Miles down the road, we came across a small convience store also serving food.  Hungry from our small breakfast from the Tiny Town Market, we hoovered an entire 14 inch pizza for lunch.  The cook asked the waitress if we knew about the sizes of the pizza and the waitress said that yes, she showed us the different diagrams of the pizzas posted on the wall.  We didn't have too much trouble eating the whole pie.  I'd say we slowed down on the last slice (each), but before that, we were going strong.

At lunch, I also called a contact we found at Warm Showers.  Warm Showers is a service provided to cyclists where people sign up to host cyclists coming through town.  It's a great service.  We've been trying it in every town we hit but the odds of finding a host family in small town X is pretty small.  But this time, we somehow got a hit.  I talked to our host, Dave (I will refer to him as Host-Dave going forward to not confuse with RidingPartner-Dave), and he gave us directions to get to his place in Wabash, Indiana.  After talking to some locals about road conditions (size of the shoulder), we veered off the Adventure Cycling maps we had been following and beat the system by getting to Wabash by cycling C squared instead of the A squared by B squared.

So we rode on Route 24 for a while.  It was a 2 lane (each way) divided highway (grass in the middle) with a wide shoulder.  For the most part, it was fairly safe.  We even saw 2 cross country cyclists in the other side of the highway.  They shouted out, "where are you going?"  I replied, "San Francisco."  They replied, "New Hampshire."  Fun.  They, too, beat the system by farther and faster on a non-Adventure Cycling proposed route.

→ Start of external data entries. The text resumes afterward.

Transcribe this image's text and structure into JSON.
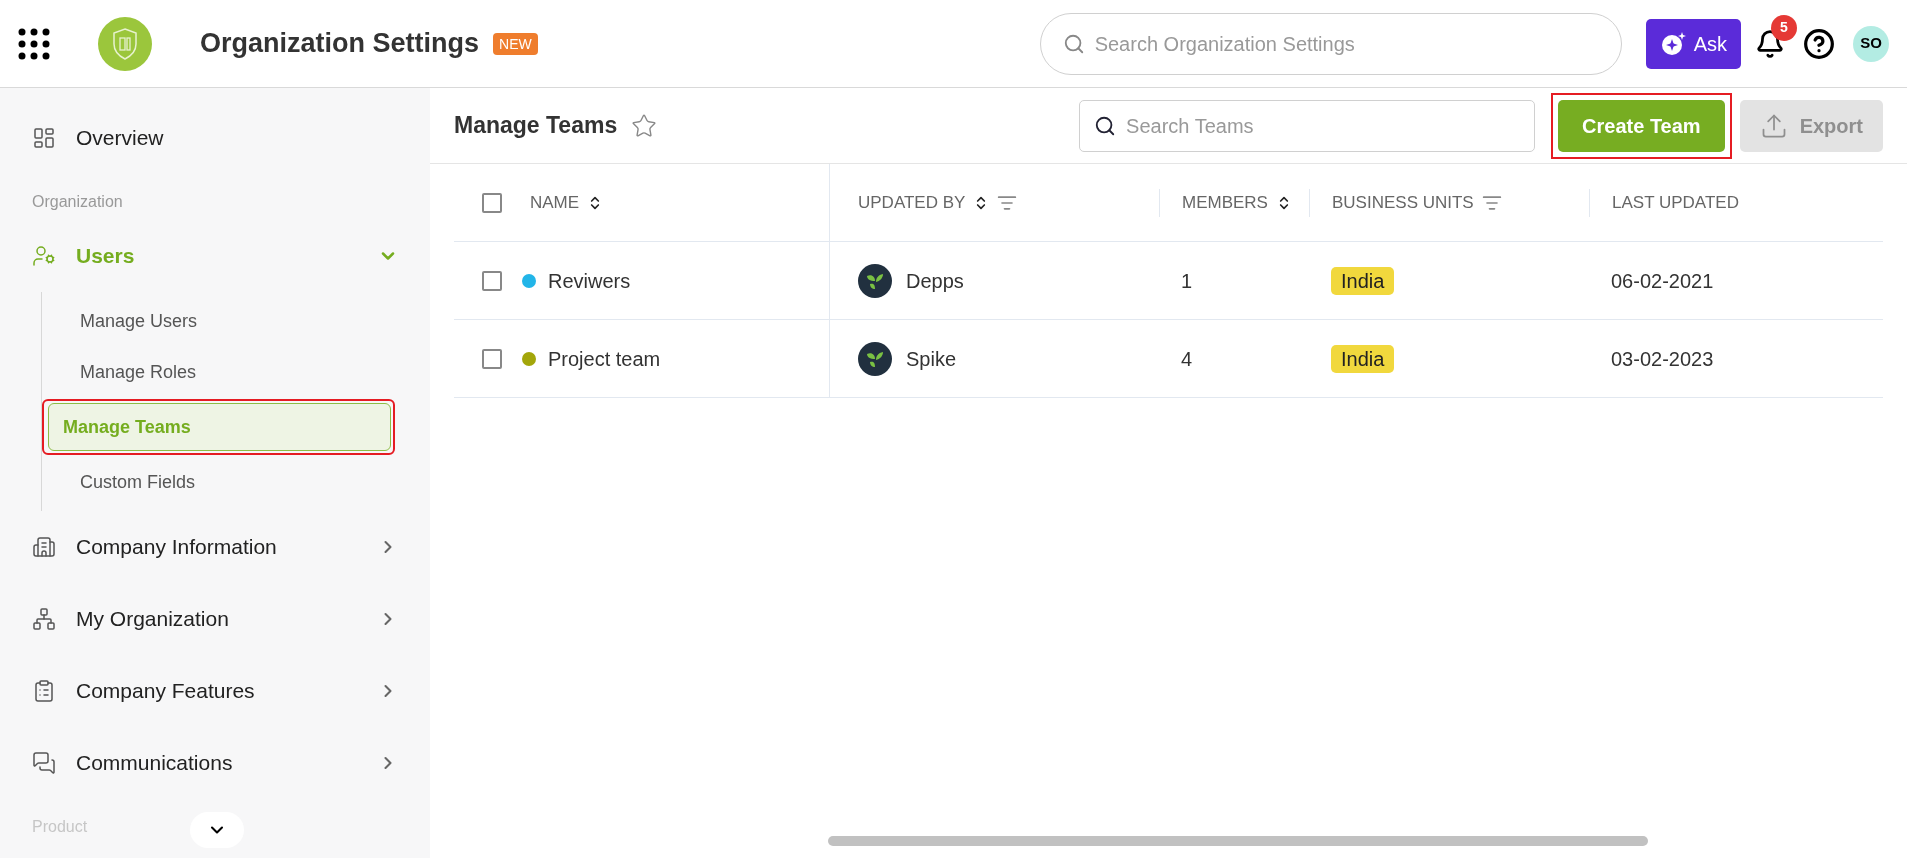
{
  "header": {
    "title": "Organization Settings",
    "badge": "NEW",
    "search": {
      "placeholder": "Search Organization Settings"
    },
    "ask_button": "Ask",
    "notifications": "5",
    "avatar": "SO"
  },
  "sidebar": {
    "items": [
      {
        "kind": "link",
        "label": "Overview"
      },
      {
        "kind": "section",
        "label": "Organization"
      },
      {
        "kind": "group",
        "label": "Users",
        "expanded": true,
        "children": [
          {
            "label": "Manage Users",
            "selected": false,
            "highlighted": false
          },
          {
            "label": "Manage Roles",
            "selected": false,
            "highlighted": false
          },
          {
            "label": "Manage Teams",
            "selected": true,
            "highlighted": true
          },
          {
            "label": "Custom Fields",
            "selected": false,
            "highlighted": false
          }
        ]
      },
      {
        "kind": "group",
        "label": "Company Information",
        "expanded": false
      },
      {
        "kind": "group",
        "label": "My Organization",
        "expanded": false
      },
      {
        "kind": "group",
        "label": "Company Features",
        "expanded": false
      },
      {
        "kind": "group",
        "label": "Communications",
        "expanded": false
      },
      {
        "kind": "section",
        "label": "Product"
      }
    ]
  },
  "page": {
    "title": "Manage Teams",
    "starred": false,
    "search": {
      "placeholder": "Search Teams"
    },
    "create_button": {
      "label": "Create Team",
      "highlighted": true
    },
    "export_button": {
      "label": "Export",
      "disabled": true
    }
  },
  "table": {
    "all_checked": false,
    "columns": [
      {
        "label": "NAME",
        "sort": true,
        "filter": false
      },
      {
        "label": "UPDATED BY",
        "sort": true,
        "filter": true
      },
      {
        "label": "MEMBERS",
        "sort": true,
        "filter": false
      },
      {
        "label": "BUSINESS UNITS",
        "sort": false,
        "filter": true
      },
      {
        "label": "LAST UPDATED",
        "sort": false,
        "filter": false
      }
    ],
    "rows": [
      {
        "checked": false,
        "color": "#22b5e8",
        "name": "Reviwers",
        "updated_by": "Depps",
        "members": "1",
        "business_unit": "India",
        "last_updated": "06-02-2021"
      },
      {
        "checked": false,
        "color": "#a3a60a",
        "name": "Project team",
        "updated_by": "Spike",
        "members": "4",
        "business_unit": "India",
        "last_updated": "03-02-2023"
      }
    ]
  }
}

We got dumped on by heavy rains twice.  Luckily it was a warm rain.  The rain was so heavy that I had to windshield wipe my face with my hands in order to see.  Also, my socks were completely soaked - you know that sloshy feel?  After a while, this car from the other side of the highway honked with enthusiasm.  Thinking the driver was just a fan of cross country cyclists, I waved back.  Then, a minute later, I see the car on our shoulder and I'm thinking, "man, he must really like cross country cyclists and just wanted to hear our story."  Then I noticed his camera and realized it was probably our host, Host-Dave.  I asked and he replied in the affirmative.  How fun.  Dave came out to greet us on the highway, take pictures and escort us home.

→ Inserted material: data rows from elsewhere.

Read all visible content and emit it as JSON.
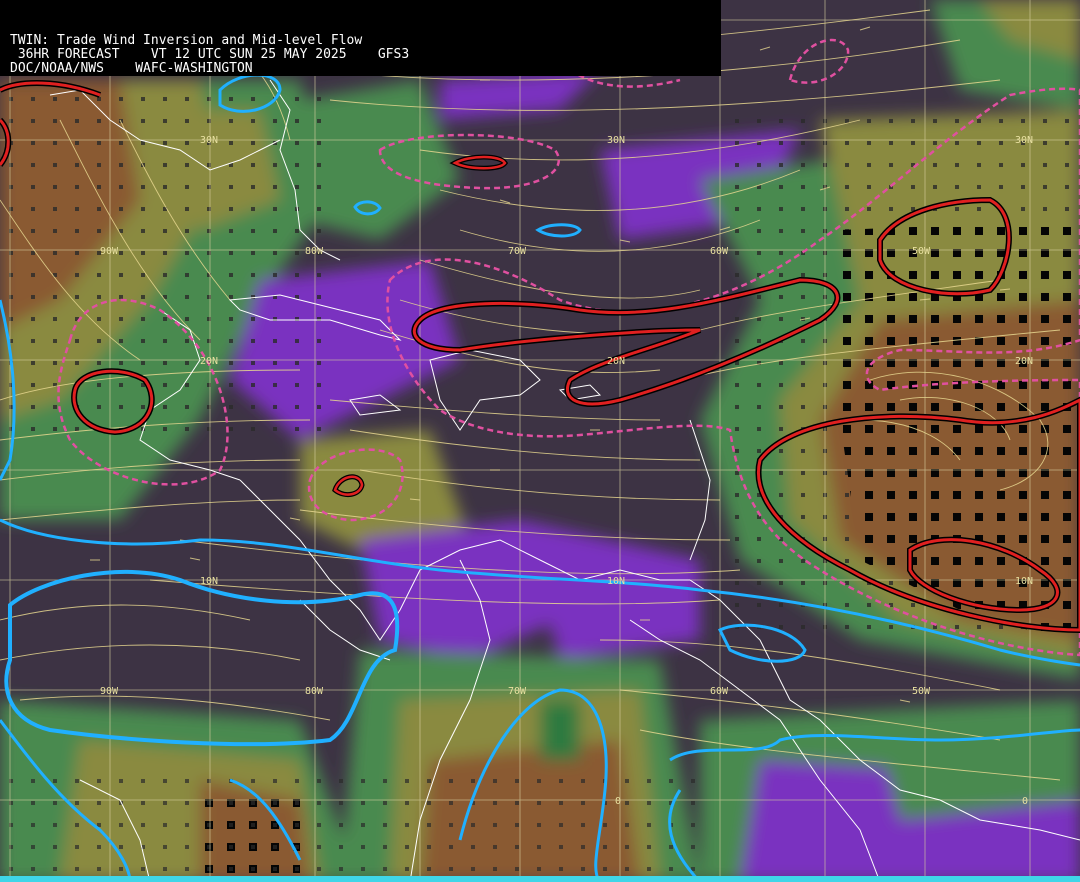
{
  "header": {
    "line1": "TWIN: Trade Wind Inversion and Mid-level Flow",
    "line2": " 36HR FORECAST    VT 12 UTC SUN 25 MAY 2025    GFS3",
    "line3": "DOC/NOAA/NWS    WAFC-WASHINGTON"
  },
  "lat_labels": [
    "30N",
    "30N",
    "30N",
    "20N",
    "20N",
    "20N",
    "10N",
    "10N",
    "10N",
    "0",
    "0"
  ],
  "lon_labels": [
    "90W",
    "80W",
    "70W",
    "60W",
    "50W",
    "90W",
    "80W",
    "70W",
    "60W",
    "50W"
  ],
  "colors": {
    "background": "#3d3344",
    "purple": "#7a30c0",
    "blue_band": "#4a5aa0",
    "green": "#4a8a50",
    "olive": "#8a8a40",
    "brown": "#8a5a30",
    "red_contour": "#e02020",
    "pink_dashed": "#e050a0",
    "cyan_contour": "#20b0ff",
    "grid": "#d8d0a0",
    "coast": "#ffffff",
    "header_bg": "#000000",
    "header_text": "#ffffff"
  }
}
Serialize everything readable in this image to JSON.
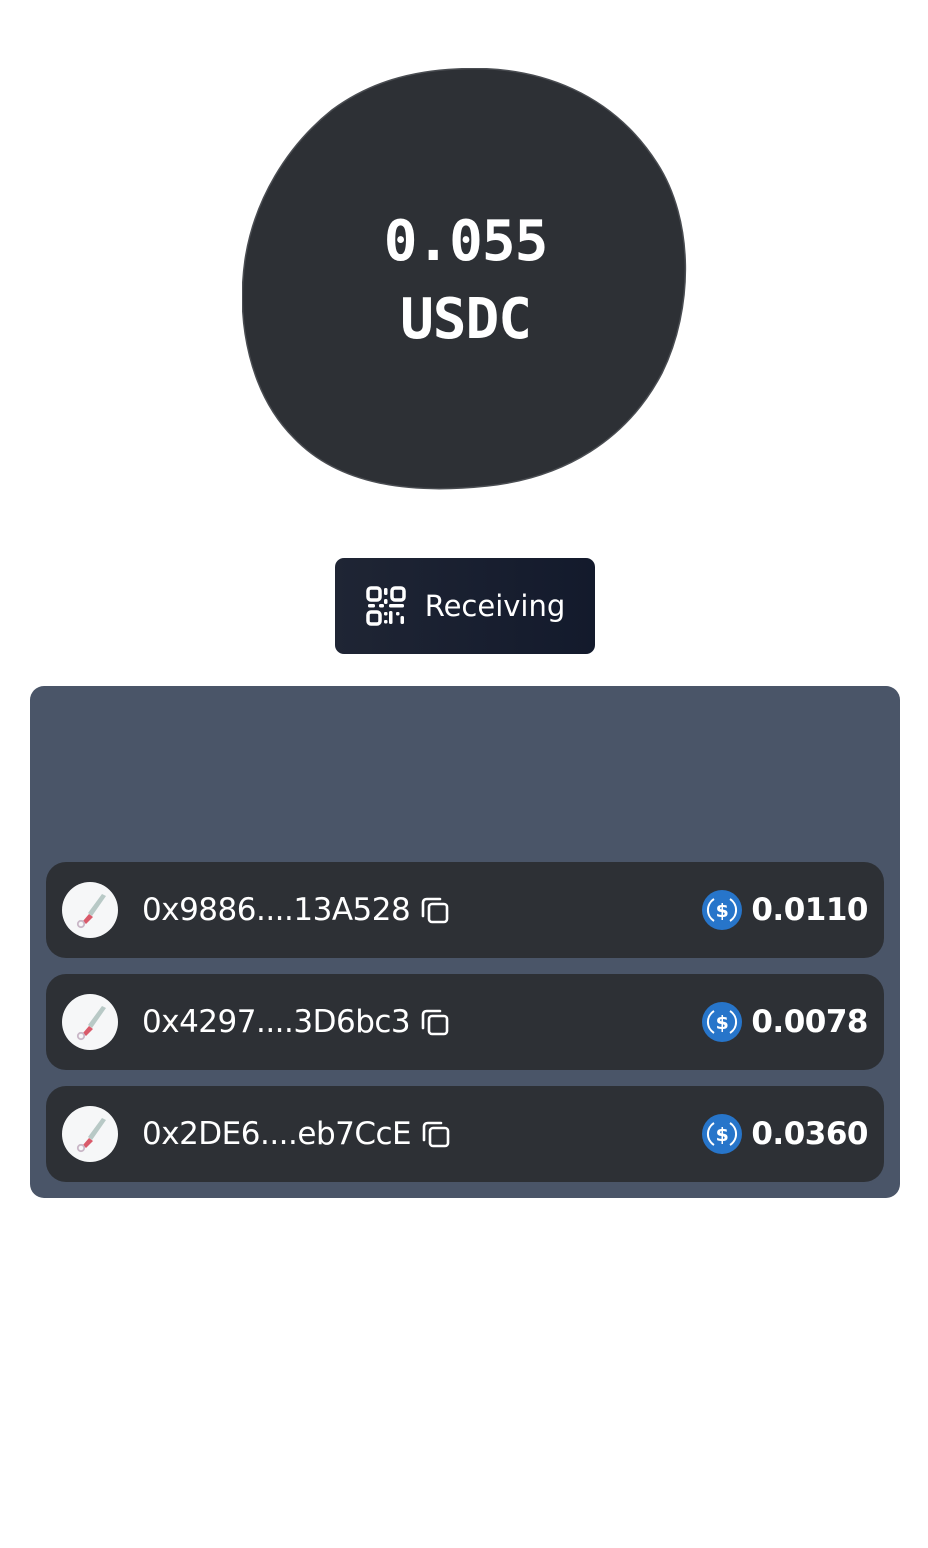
{
  "balance": {
    "amount": "0.055",
    "unit": "USDC"
  },
  "receive_button": {
    "label": "Receiving",
    "icon": "qr-code-icon"
  },
  "payments": [
    {
      "address": "0x9886....13A528",
      "amount": "0.0110",
      "token_icon": "usdc-icon",
      "copy_icon": "copy-icon"
    },
    {
      "address": "0x4297....3D6bc3",
      "amount": "0.0078",
      "token_icon": "usdc-icon",
      "copy_icon": "copy-icon"
    },
    {
      "address": "0x2DE6....eb7CcE",
      "amount": "0.0360",
      "token_icon": "usdc-icon",
      "copy_icon": "copy-icon"
    }
  ],
  "colors": {
    "blob": "#2d3035",
    "panel": "#4a5568",
    "row": "#2d3035",
    "button": "#1a2030",
    "usdc": "#2775ca"
  }
}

Here's my bike once we got off the road.  Talk about dirty!

Host-Dave and his wife Lavina welcomed us into their nice home.  I got the "princess" bedroom while Dave slept in the basement.  After a warm shower, laundry and some Internet time, we had a delicious dinner of salad, cheese garlic bread, corn and BBQ chicken.  Everything was good, but we were most happy to have the corn since we've seen nothing but corn on the road.  Even if we wanted to bogart some corn from the field, we didn't have any means of boiling/grilling it.

Host-Dave is planning on going cross country on the Southern Tier next year so he had lots of questions for us.  It was great sharing our story and "wisdom" with him.  After dinner, the four of us went to a local ice cream shop where their son and grandson also happened to be.  The ice cream was so good and what got me was how inexpensive it was.  3 scoops of ice cream for the 4 of us cost $4.50.  Isn't that the cost of one scoop of ice cream in New York?

After ice cream, I washed my bike and lubed my chain.  Host-Dave even had a workstand for my convience.